I also sympathized and identified with Mabel, even though she’s a bit older than me. I’ve often fantasized about what it would be like to move from the city I live in into a barren landscape, trying to establish a subsistence lifestyle for myself. When I’m being more realistic in my musings, I have to admit that such an adventure would include many moments of boredom and loneliness very much like the ones Mabel experienced. Mabel is also an avid reader, so I related to her in that as well.

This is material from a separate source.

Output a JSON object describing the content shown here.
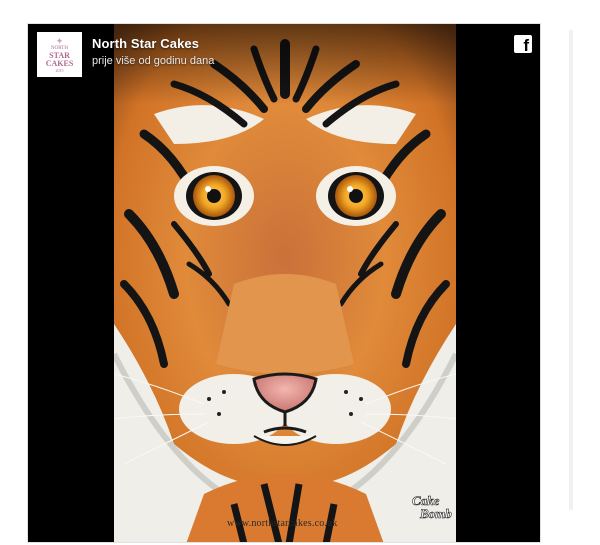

Ultimately, The Snow Child was a series of love stories – between Mable and Jack, between the couple and Faina, and between Faina and the man she comes to fall in love with, as well as between all the characters and the Alaskan wilderness. The story is beautifully written, with gorgeous descriptions of snow, of morning and evening light, and of magical elements in nature that are also present in To The Bright Edge Of The World.

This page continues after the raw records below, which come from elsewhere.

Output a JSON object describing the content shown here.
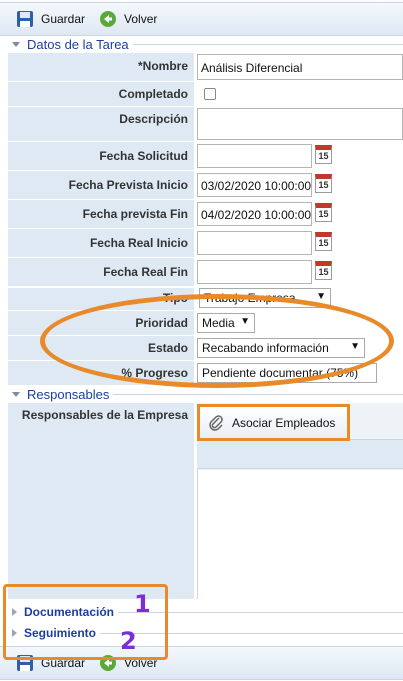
{
  "toolbar": {
    "save_label": "Guardar",
    "back_label": "Volver"
  },
  "task_section": {
    "title": "Datos de la Tarea",
    "fields": {
      "name": {
        "label": "*Nombre",
        "value": "Análisis Diferencial"
      },
      "completed": {
        "label": "Completado",
        "checked": false
      },
      "description": {
        "label": "Descripción",
        "value": ""
      },
      "requested_date": {
        "label": "Fecha Solicitud",
        "value": "",
        "calendar_day": "15"
      },
      "planned_start": {
        "label": "Fecha Prevista Inicio",
        "value": "03/02/2020 10:00:00",
        "calendar_day": "15"
      },
      "planned_end": {
        "label": "Fecha prevista Fin",
        "value": "04/02/2020 10:00:00",
        "calendar_day": "15"
      },
      "actual_start": {
        "label": "Fecha Real Inicio",
        "value": "",
        "calendar_day": "15"
      },
      "actual_end": {
        "label": "Fecha Real Fin",
        "value": "",
        "calendar_day": "15"
      },
      "type": {
        "label": "Tipo",
        "value": "Trabajo Empresa"
      },
      "priority": {
        "label": "Prioridad",
        "value": "Media"
      },
      "status": {
        "label": "Estado",
        "value": "Recabando información"
      },
      "progress": {
        "label": "% Progreso",
        "value": "Pendiente documentar (75%)"
      }
    }
  },
  "responsables_section": {
    "title": "Responsables",
    "company_label": "Responsables de la Empresa",
    "associate_button": "Asociar Empleados"
  },
  "collapsed_sections": [
    {
      "title": "Documentación"
    },
    {
      "title": "Seguimiento"
    }
  ],
  "annotations": {
    "number_1": "1",
    "number_2": "2",
    "highlight_color": "#e8892a",
    "number_color": "#7a2fd6"
  },
  "icons": {
    "save": "floppy-disk-icon",
    "back": "green-arrow-back-icon",
    "calendar": "calendar-icon",
    "paperclip": "paperclip-icon"
  }
}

What I Didn’t Like
Again, this is a novel I truly loved, so it’s not easy to come up with something I didn’t like. A few times during the novel I wished that Mabel was portrayed as being a bit more reasonable or quick to understand Faina’s need to be outside and not be coddled or kept indoors. It seemed that Mabel was a bit slower than would have made sense to pick up on the issue, even considering her reticence to allow Faina out of her sight.
Beautifully written – a fairytale for adults full of the hardship and difficulties of everyday life, but also full of magic, the beauty of nature and the resilience of the human spirit.
About The Author (from her website)
Eowyn (pronounced A-o-win) LeMay Ivey was raised in Alaska and continues to live there with her husband and two daughters. She worked for nearly a decade as a bookseller at independent Fireside Books in Palmer, Alaska, and prior to that as a reporter for the local newspaper, The Frontiersman.
Her new novel, To the Bright Edge of the World, was released August 2 2016. Her debut novel, The Snow Child, was a New York Times bestseller published in more than 25 languages. It was a finalist for the Pulitzer Prize, a UK National Book Award winner, an Indies Choice award for debut fiction, and a PNBA Book Award winner
Eowyn’s essays and short fiction have appeared in London’s Observer Magazine, Sunday Times Magazine, Sunday Express Magazine, Woman & Home Magazine, the anthology Cold Flashes, the North Pacific Rim literary journal Cirque, FiveChapters, and Alaska Magazine.
Trigger Warning (including a slight spoiler)
Both To The Bright Edge Of The World and The Snow Child have plots that include miscarriages that are more or less integral to the story. If you would prefer to not read stories including this type of plot element, skip the novels.
Have you read Eowyn Ivey’s Novels? Share what you thought in the comments.
Please note this post includes affiliate links from Book Depository and I received a review copy of To The Bright Edge Of The World through Net Galley (all opinions are my own).